What is albendazole?
Albendazole is an anti-parasitic prescription medicine approved by the U.S. Food and Drug Administration (FDA) for the treatment of two parasitic infections: neurocysticercosis and hydatid disease.
Albendazole can also be used “off-label” to treat opportunistic infections of HIV infection.
- “Off-label” use refers to use of an FDA-approved medicine in a manner different from that described on the medicine label. Good medical practice and the best interests of a patient sometimes require that a medicine be used “off-label.”
- An opportunistic infection is an infection that occurs more frequently or is more severe in people with weakened immune systems—such as those infected with HIV—than in people with healthy immune systems.

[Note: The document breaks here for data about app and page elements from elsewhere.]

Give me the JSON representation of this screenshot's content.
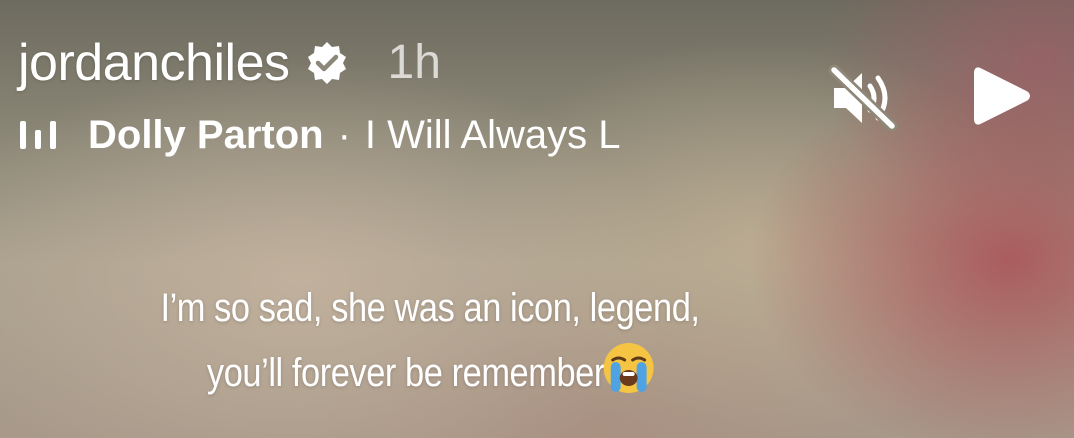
{
  "story": {
    "username": "jordanchiles",
    "verified_icon": "verified-badge-icon",
    "timestamp": "1h"
  },
  "music": {
    "icon": "music-bars-icon",
    "artist": "Dolly Parton",
    "separator": "·",
    "song": "I Will Always L"
  },
  "controls": {
    "mute_icon": "speaker-muted-icon",
    "play_icon": "play-icon"
  },
  "caption": {
    "line1": "I’m so sad, she was an icon, legend,",
    "line2": "you’ll forever be remember",
    "emoji": "loudly-crying-face-emoji"
  }
}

What HIV-related opportunistic infections is albendazole used for?
The Guidelines for the Prevention and Treatment of Opportunistic Infections in HIV-Infected Adults and Adolescents, prepared by the Centers for Disease Control and Prevention (CDC), the National Institutes of Health (NIH), and the HIV Medicine Association of the Infectious Diseases Society of America (IDSA-HIVMA), includes recommendations on the “off-label” HIV-related uses of albendazole to treat:
- Microsporidiosis, including disseminated infection and intestinal infection caused by certain types of microsporidia.
- Microsporidiosis, to clear infection from the body (systemically) during ocular infection.
The above list may not include all of the HIV-related uses of albendazole recommended in the Guidelines for the Prevention and Treatment of Opportunistic Infections in HIV-Infected Adults and Adolescents. Some recommended uses, such as uses in certain rare circumstances, may have been omitted.
What should I tell my health care provider before taking albendazole?
Before taking albendazole, tell your health care provider:
- If you are allergic to albendazole or any other medicines.
- About any medical conditions you have or have had, for example, diabetes or liver problems.
- About anything that could affect your ability to take medicines, such as difficulty swallowing or remembering to take pills.
- If you are pregnant or plan to become pregnant. Albendazole may cause harm to an unborn baby. Women should not begin treatment with albendazole until after a negative pregnancy test. Women should not become pregnant while on albendazole or within 1 month of completing treatment. Talk to your health care provider about possible risks with taking albendazole when pregnant.
- If you are breastfeeding or plan to breastfeed. Do not breastfeed if you are infected with HIV.
- About other prescription and nonprescription medicines, vitamins, nutritional supplements, and herbal products you are taking or plan to take. Albendazole may affect the way other medicines or products work, and other medicines or products may affect how albendazole works. Ask your health care provider if there are interactions between albendazole and the other medicines you take.
Ask your health care provider about possible side effects from albendazole. Your health care provider will tell you what to do if you have side effects.
How should I take albendazole?
Take albendazole according to your health care provider’s instructions. Your health care provider will tell you how much albendazole to take and when to take it. Before you start albendazole and each time you get a refill, read any printed information that comes with your medicine.
How should albendazole be stored?
- Store albendazole tablets at room temperature, 68°F to 77°F (20°C to 25°C).
- Do not use albendazole if the original seal over the bottle opening is broken or missing.
- Throw away albendazole that is no longer needed or expired (out of date). Follow FDA guidelines on how to safely dispose of unused medicine.
- Keep albendazole and all medicines out of reach of children.
Where can I find more information about albendazole?
More information about albendazole is available:
The above Patient Version drug summary is based on the following FDA label(s): Tablet (film coated)
Last Reviewed: April 6, 2015